*WORK TO COMPLETE*:
Review the listing and copy each line that holds the word "labels".

****

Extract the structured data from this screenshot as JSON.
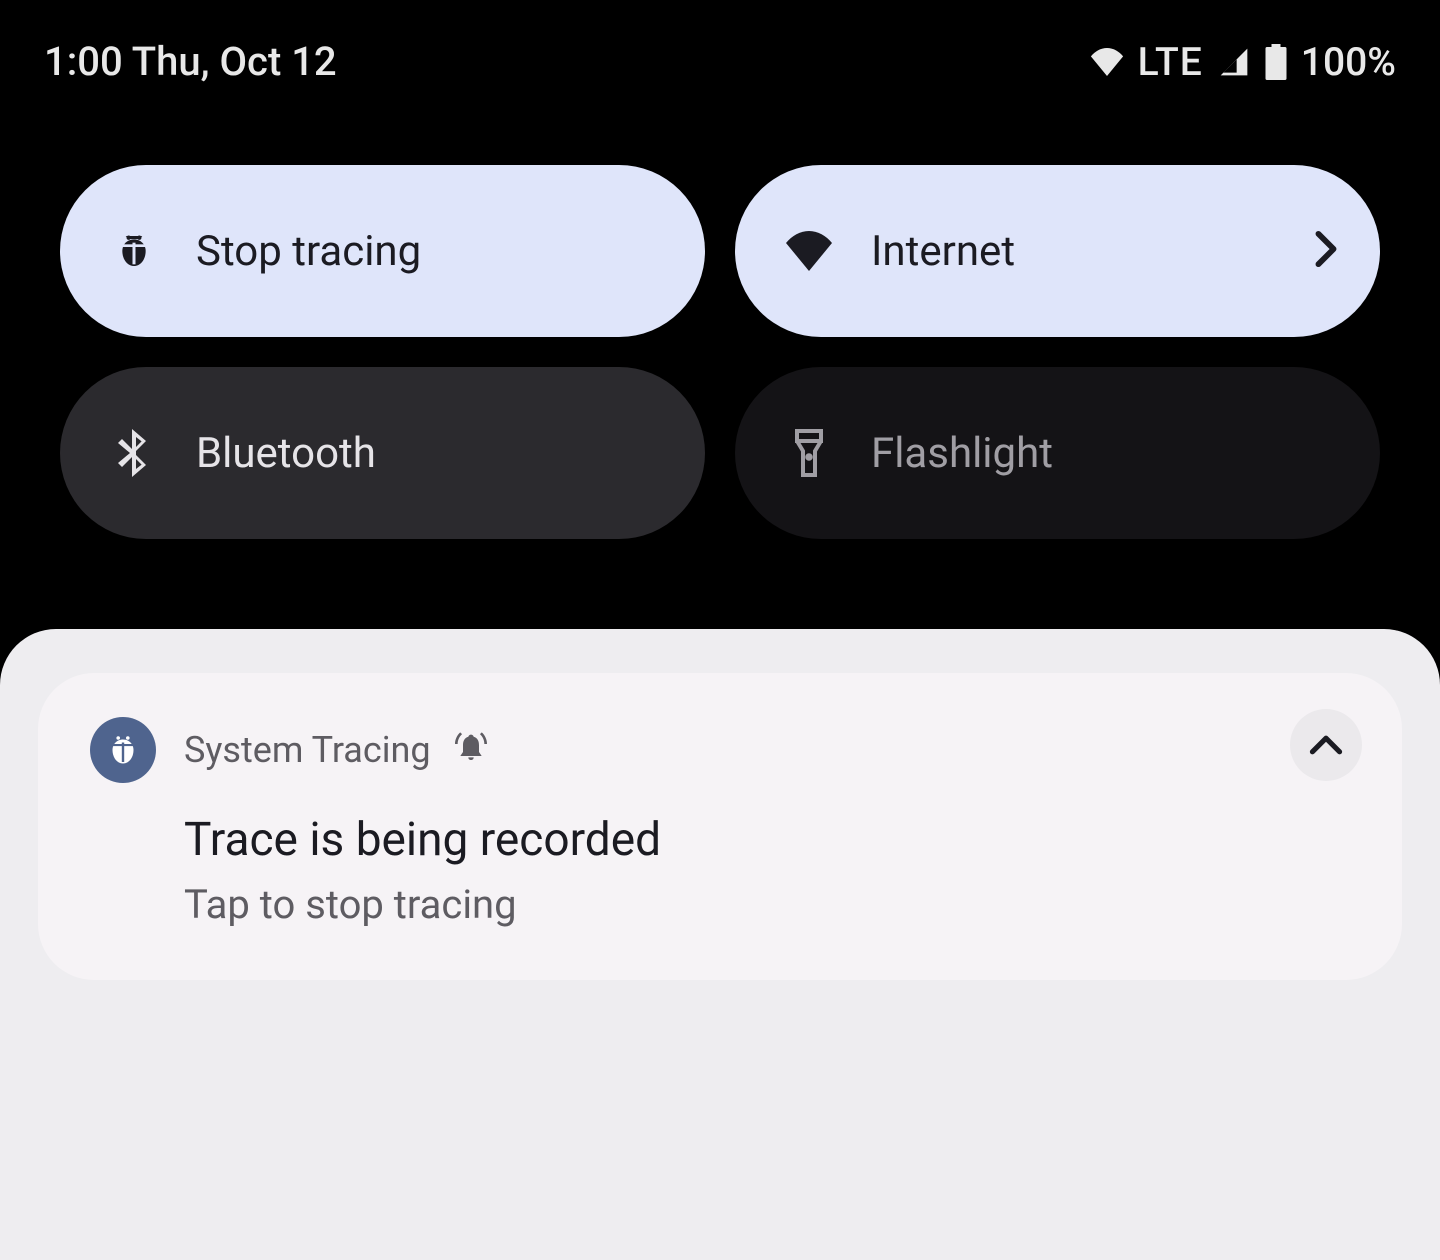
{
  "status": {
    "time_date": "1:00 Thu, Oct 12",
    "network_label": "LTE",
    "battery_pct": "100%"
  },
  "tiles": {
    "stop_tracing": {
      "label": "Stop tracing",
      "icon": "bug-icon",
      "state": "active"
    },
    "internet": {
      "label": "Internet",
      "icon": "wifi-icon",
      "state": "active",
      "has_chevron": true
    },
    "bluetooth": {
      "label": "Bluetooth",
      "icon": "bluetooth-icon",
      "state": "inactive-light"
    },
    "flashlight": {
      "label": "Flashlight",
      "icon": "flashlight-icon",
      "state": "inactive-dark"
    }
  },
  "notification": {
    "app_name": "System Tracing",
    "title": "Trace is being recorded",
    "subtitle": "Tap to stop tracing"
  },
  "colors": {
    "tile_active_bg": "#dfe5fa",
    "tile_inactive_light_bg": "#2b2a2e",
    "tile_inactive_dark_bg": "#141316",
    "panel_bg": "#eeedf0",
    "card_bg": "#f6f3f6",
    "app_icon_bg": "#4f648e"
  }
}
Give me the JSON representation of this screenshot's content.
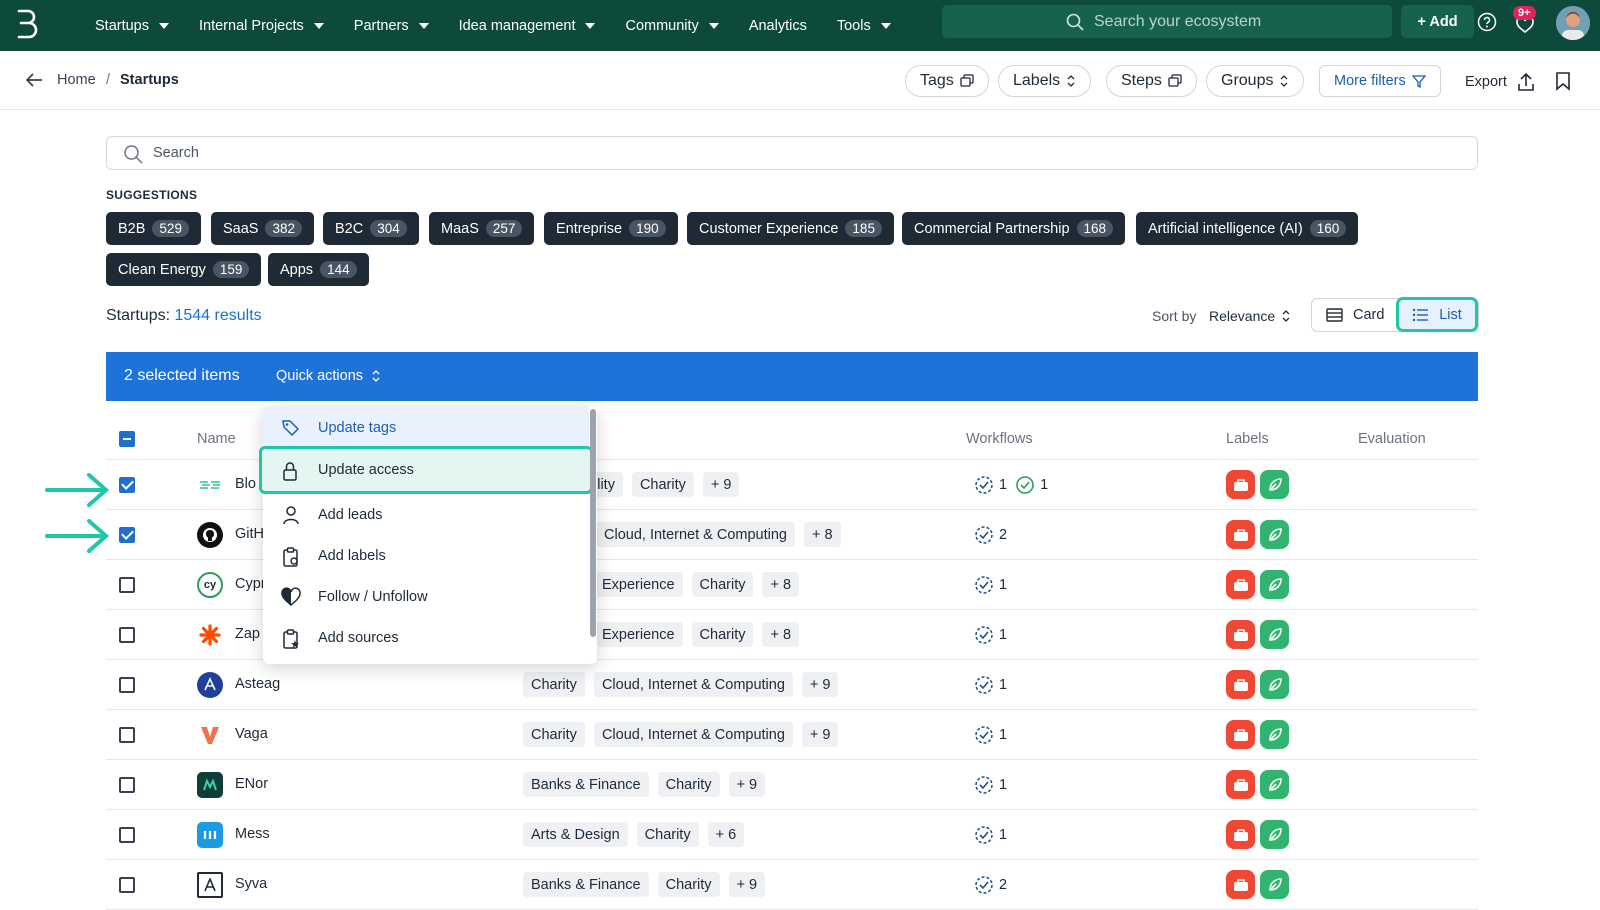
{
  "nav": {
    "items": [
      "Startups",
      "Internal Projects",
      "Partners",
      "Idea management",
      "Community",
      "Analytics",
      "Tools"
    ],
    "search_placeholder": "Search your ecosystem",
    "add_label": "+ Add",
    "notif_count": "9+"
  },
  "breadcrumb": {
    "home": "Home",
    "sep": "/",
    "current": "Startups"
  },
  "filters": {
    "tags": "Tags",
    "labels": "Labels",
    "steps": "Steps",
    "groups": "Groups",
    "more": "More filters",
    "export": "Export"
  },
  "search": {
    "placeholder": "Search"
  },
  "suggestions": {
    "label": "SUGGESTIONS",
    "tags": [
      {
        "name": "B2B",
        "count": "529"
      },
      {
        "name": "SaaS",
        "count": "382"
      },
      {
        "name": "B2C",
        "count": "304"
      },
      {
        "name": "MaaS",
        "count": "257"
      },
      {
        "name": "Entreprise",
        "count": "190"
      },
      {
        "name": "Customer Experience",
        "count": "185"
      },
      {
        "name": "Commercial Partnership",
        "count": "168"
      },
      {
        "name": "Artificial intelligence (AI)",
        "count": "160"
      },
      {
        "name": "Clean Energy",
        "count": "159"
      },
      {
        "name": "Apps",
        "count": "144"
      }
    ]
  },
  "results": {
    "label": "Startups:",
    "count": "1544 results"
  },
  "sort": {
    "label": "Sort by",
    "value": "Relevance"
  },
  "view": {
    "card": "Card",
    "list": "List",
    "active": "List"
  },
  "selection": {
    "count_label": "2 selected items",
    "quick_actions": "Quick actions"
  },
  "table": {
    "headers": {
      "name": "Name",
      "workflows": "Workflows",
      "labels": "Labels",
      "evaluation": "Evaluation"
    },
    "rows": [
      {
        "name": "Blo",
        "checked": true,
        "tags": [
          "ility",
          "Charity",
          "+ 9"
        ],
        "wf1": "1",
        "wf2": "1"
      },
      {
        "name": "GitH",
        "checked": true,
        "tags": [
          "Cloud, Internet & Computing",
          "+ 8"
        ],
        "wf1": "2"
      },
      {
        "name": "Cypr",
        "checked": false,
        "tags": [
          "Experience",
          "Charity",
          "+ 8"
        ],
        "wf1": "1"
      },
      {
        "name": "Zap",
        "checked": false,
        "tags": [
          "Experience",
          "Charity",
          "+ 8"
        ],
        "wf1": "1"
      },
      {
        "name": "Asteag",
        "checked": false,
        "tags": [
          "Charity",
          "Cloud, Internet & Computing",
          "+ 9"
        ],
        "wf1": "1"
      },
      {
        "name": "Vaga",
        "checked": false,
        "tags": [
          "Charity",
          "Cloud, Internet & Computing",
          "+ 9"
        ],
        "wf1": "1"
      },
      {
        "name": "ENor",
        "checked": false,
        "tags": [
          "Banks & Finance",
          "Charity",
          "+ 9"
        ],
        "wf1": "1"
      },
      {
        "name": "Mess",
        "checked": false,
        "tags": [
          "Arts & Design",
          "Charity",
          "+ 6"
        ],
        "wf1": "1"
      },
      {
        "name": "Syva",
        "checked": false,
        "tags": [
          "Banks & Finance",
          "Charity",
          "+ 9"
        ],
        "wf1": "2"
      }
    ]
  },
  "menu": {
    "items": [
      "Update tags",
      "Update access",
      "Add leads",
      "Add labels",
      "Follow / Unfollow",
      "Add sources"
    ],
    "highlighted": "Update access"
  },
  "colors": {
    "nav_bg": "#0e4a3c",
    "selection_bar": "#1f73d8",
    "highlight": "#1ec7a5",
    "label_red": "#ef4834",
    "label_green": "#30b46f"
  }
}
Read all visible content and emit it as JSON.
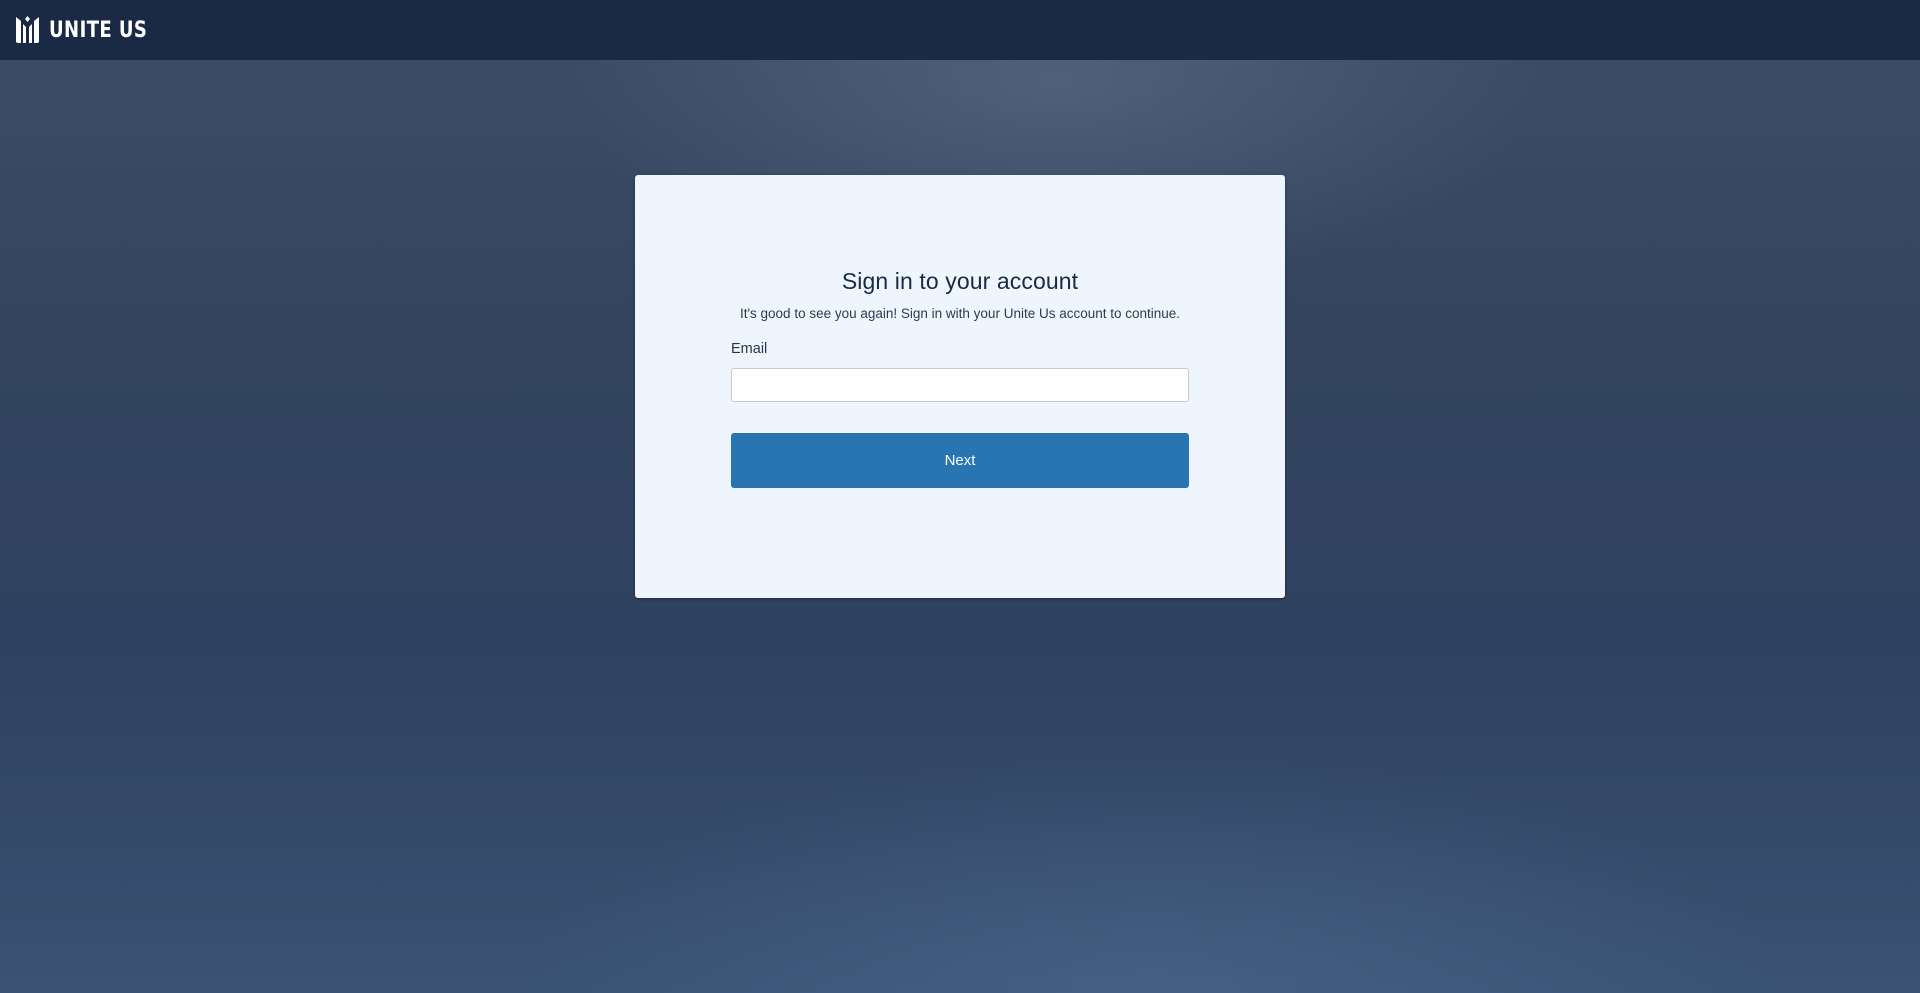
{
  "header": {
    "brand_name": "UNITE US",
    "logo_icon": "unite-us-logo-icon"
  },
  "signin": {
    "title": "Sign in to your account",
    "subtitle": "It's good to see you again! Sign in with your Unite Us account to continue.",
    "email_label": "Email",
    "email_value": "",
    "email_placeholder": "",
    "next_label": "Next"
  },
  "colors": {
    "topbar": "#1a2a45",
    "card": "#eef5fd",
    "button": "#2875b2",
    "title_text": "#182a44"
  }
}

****

*EXERCISE OUTPUT*:
    "labels": "Labels",
      "labels": "Labels",
      "Add labels",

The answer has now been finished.